Sister Véronique Margron, president of the Conference of Men and Women Religious of France (CORREF), in Lourdes, November 19, 2021. (Photo by GAIZKA IROZ/AFP)
By Héloïse de Neuville and Christophe Henning | France
"We know that the publication of canonical measures or sanctions (against abusive clerics) — and even the facts, if there is sufficient assurance they are true — can allow new victims to dare to speak out," says Sister Véronique Margron. "I am therefore convinced that publication is necessary," she says.
The 64-year-old Dominican, who is president of the Conference of Men and Women Religious of France (CORREF), was one of the first persons to learn that Cardinal Jean-Pierre Ricard had committed an act of sexual abuse against an adolescent girl some 35 years ago. The retired cardinal's victim contacted Sister Véronique back in February.
In this exclusive interview with La Croix's Héloïse de Neuville and Christophe Henning, she retraces the events that led up to Ricard's confession to the French bishops last week as they gathered at the Marian shrine town of Lourdes for their conference plenary assembly.
La Croix: Archbishop Eric de Moulins-Beaufort, the president of the French Bishops' Conference (CEF) says you were the one who informed him about the assault on a minor that Cardinal Ricard admitted to last Sunday. Can you give us the chronology of what happened?
Véronique Margron: In February 2022, Cardinal Ricard's victim learned in the press that Cardinal Ricard had been appointed to temporarily govern the Foyers de Charité, a community shaken in 2020 by revelations of abuse committed by its co-founder, Father Georges Finet. She was extremely angry and contacted me, explaining that he could not decently assume this office, since he had assaulted her when she was 13 years old...
I immediately informed the president of the CEF. And he immediately contacted the victim first, then Cardinal Ricard, who renounced his mission with the Foyers de Charité. All this took only ten days.
Some people wonder why neither you nor Archbishop de Moulins-Beaufort reported the facts to the justice system as soon as you learned of them...
We did not do so because it was not the victim's request. She truly thanked us that things had gone so quickly for the Foyers de Charité. So we left it at that. Then, when she contacted me again about filing a complaint, she told me that she had asked herself this question many years ago and that — according to her analysis — the facts were beyond the statute of limitations. In later conversations, I suggested that we — the Church — could file a report.

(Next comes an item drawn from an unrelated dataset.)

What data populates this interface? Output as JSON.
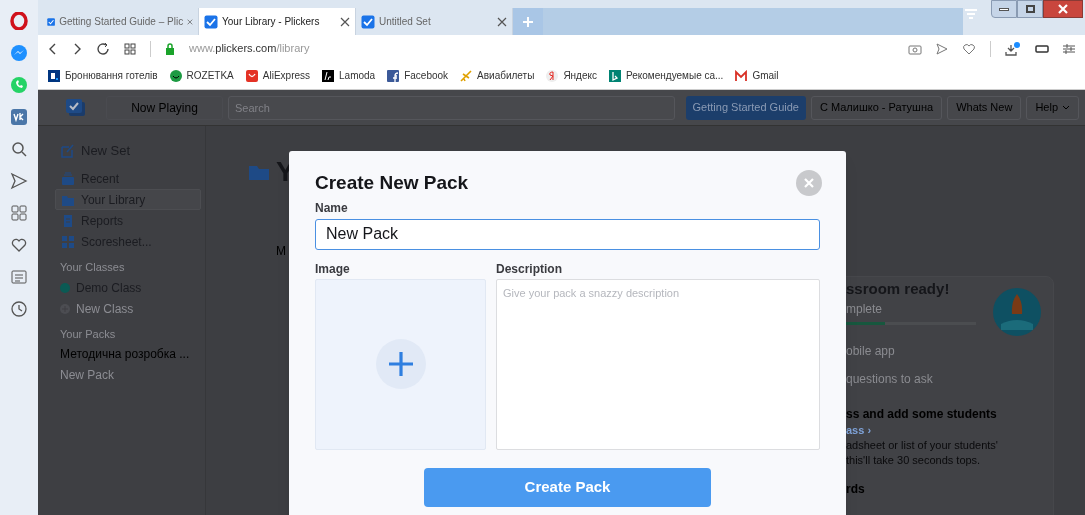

It is indeed essential that we find the right way to do this. The people who have been victimized have been objectified and made passive by the abusers. It is not for us to do the same by ignoring the victim's word and their consent for our own actions. It is essential that the victim remains an active participant, even if he or she does not file a complaint..
It was therefore after her agreement that Eric de Moulins-Beaufort went to report to the public prosecutor. It turned out that this report had already been made on October 24 by Bishop Jean-Philippe Nault, bishop of Nice.
[Note: Nault was informed by a letter from the victim's parents when he was bishop of Digne, the diocese where Cardinal Ricard was living in retirement.]
Before confiding in you, had the victim already spoken of these facts to other religious or clerics?
Yes, this woman had written to the pope twice: the first time about five years ago, then, having received no reply, a second time last May-June via the apostolic nuncio. The nuncio acknowledged receipt of her letter in October. Fortunately, she had also spoken to her relatives and friends, some of whom are priests.
French Catholics feel they have been kept in the dark about serious acts committed by high-level officials. What is your opinion on the publication of canonical sanctions or the revelation of the facts?
This is a difficult question. We know that the publication of canonical measures or sanctions — even of the facts, if there is sufficient assurance they are true — can allow new victims to dare to speak out. I am therefore convinced that publication is necessary. But how? It must be done within the framework of respect for the law, for the victims and for the accused. There is the circle for the victims and one for those who are institutionally concerned: the religious of the same institute, the priests and laity in charge of a diocese.
It seems clear to me that this is why the publication of measures must be rapidly accomplished. But afterwards? Should the sanctions and their reasons be published on the website of the diocese? Of the religious congregation? Elsewhere? Should statements be issued? All these questions must be decided once again in accordance with our common law and the General Data Protection Regulation (GDPR).
Finally, we must not do this as amateurs. We have to work continuously with magistrates, psychiatrists, etc. All of this is there, once again, only to serve as support for possible victims and the search for the truth. The truth that already does a bit of justice.